> **What is required**: Please copy out each entry, word for word.

Element data from apps and pages:
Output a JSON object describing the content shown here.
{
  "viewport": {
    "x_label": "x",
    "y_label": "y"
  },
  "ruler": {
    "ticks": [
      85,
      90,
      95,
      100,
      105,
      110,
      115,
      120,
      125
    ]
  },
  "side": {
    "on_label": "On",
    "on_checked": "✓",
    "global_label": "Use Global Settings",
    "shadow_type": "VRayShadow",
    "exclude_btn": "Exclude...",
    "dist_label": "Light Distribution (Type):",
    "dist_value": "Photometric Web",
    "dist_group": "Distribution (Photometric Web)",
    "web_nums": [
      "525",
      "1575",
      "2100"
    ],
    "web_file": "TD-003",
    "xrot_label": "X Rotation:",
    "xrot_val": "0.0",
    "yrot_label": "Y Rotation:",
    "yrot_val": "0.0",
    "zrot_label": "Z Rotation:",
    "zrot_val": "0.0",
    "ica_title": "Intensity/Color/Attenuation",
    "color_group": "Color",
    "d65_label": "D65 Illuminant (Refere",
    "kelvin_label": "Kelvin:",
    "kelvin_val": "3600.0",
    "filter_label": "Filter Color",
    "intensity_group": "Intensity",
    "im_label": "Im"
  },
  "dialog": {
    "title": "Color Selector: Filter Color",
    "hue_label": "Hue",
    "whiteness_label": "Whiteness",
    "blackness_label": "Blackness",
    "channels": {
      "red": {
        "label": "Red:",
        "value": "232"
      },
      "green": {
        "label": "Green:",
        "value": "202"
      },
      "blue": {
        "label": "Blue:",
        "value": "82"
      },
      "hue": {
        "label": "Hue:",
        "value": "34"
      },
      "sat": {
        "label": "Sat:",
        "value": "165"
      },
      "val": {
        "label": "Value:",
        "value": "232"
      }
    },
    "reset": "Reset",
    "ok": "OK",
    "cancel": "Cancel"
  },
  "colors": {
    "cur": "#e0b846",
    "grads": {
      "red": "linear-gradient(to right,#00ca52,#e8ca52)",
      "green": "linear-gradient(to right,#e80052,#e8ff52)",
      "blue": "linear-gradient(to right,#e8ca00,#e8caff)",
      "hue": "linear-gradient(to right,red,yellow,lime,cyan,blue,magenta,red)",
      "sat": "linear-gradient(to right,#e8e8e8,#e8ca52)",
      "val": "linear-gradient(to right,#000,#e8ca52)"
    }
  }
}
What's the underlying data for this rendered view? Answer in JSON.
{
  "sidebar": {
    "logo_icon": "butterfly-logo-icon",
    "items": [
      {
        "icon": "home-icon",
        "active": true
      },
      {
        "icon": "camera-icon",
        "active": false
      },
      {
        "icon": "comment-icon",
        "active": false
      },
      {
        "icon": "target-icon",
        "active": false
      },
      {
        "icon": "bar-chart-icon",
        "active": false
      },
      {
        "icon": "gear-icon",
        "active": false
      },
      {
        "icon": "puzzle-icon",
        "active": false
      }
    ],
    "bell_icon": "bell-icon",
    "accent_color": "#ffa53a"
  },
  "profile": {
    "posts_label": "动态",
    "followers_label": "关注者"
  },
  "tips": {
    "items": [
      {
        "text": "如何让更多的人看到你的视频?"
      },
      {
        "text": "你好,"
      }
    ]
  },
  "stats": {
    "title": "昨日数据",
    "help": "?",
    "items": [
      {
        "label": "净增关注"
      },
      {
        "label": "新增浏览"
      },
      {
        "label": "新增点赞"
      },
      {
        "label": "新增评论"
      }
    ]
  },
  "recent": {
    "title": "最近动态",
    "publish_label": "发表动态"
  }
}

> **Answer space**:
Output a JSON object describing the content shown here.
{
  "viewport": {
    "x_label": "x",
    "y_label": "y"
  },
  "ruler": {
    "ticks": [
      85,
      90,
      95,
      100,
      105,
      110,
      115,
      120,
      125
    ]
  },
  "side": {
    "on_label": "On",
    "on_checked": "✓",
    "global_label": "Use Global Settings",
    "shadow_type": "VRayShadow",
    "exclude_btn": "Exclude...",
    "dist_label": "Light Distribution (Type):",
    "dist_value": "Photometric Web",
    "dist_group": "Distribution (Photometric Web)",
    "web_nums": [
      "525",
      "1575",
      "2100"
    ],
    "web_file": "TD-003",
    "xrot_label": "X Rotation:",
    "xrot_val": "0.0",
    "yrot_label": "Y Rotation:",
    "yrot_val": "0.0",
    "zrot_label": "Z Rotation:",
    "zrot_val": "0.0",
    "ica_title": "Intensity/Color/Attenuation",
    "color_group": "Color",
    "d65_label": "D65 Illuminant (Refere",
    "kelvin_label": "Kelvin:",
    "kelvin_val": "3600.0",
    "filter_label": "Filter Color",
    "intensity_group": "Intensity",
    "im_label": "Im"
  },
  "dialog": {
    "title": "Color Selector: Filter Color",
    "hue_label": "Hue",
    "whiteness_label": "Whiteness",
    "blackness_label": "Blackness",
    "channels": {
      "red": {
        "label": "Red:",
        "value": "232"
      },
      "green": {
        "label": "Green:",
        "value": "202"
      },
      "blue": {
        "label": "Blue:",
        "value": "82"
      },
      "hue": {
        "label": "Hue:",
        "value": "34"
      },
      "sat": {
        "label": "Sat:",
        "value": "165"
      },
      "val": {
        "label": "Value:",
        "value": "232"
      }
    },
    "reset": "Reset",
    "ok": "OK",
    "cancel": "Cancel"
  },
  "colors": {
    "cur": "#e0b846",
    "grads": {
      "red": "linear-gradient(to right,#00ca52,#e8ca52)",
      "green": "linear-gradient(to right,#e80052,#e8ff52)",
      "blue": "linear-gradient(to right,#e8ca00,#e8caff)",
      "hue": "linear-gradient(to right,red,yellow,lime,cyan,blue,magenta,red)",
      "sat": "linear-gradient(to right,#e8e8e8,#e8ca52)",
      "val": "linear-gradient(to right,#000,#e8ca52)"
    }
  }
}
What's the underlying data for this rendered view? Answer in JSON.
{
  "sidebar": {
    "logo_icon": "butterfly-logo-icon",
    "items": [
      {
        "icon": "home-icon",
        "active": true
      },
      {
        "icon": "camera-icon",
        "active": false
      },
      {
        "icon": "comment-icon",
        "active": false
      },
      {
        "icon": "target-icon",
        "active": false
      },
      {
        "icon": "bar-chart-icon",
        "active": false
      },
      {
        "icon": "gear-icon",
        "active": false
      },
      {
        "icon": "puzzle-icon",
        "active": false
      }
    ],
    "bell_icon": "bell-icon",
    "accent_color": "#ffa53a"
  },
  "profile": {
    "posts_label": "动态",
    "followers_label": "关注者"
  },
  "tips": {
    "items": [
      {
        "text": "如何让更多的人看到你的视频?"
      },
      {
        "text": "你好,"
      }
    ]
  },
  "stats": {
    "title": "昨日数据",
    "help": "?",
    "items": [
      {
        "label": "净增关注"
      },
      {
        "label": "新增浏览"
      },
      {
        "label": "新增点赞"
      },
      {
        "label": "新增评论"
      }
    ]
  },
  "recent": {
    "title": "最近动态",
    "publish_label": "发表动态"
  }
}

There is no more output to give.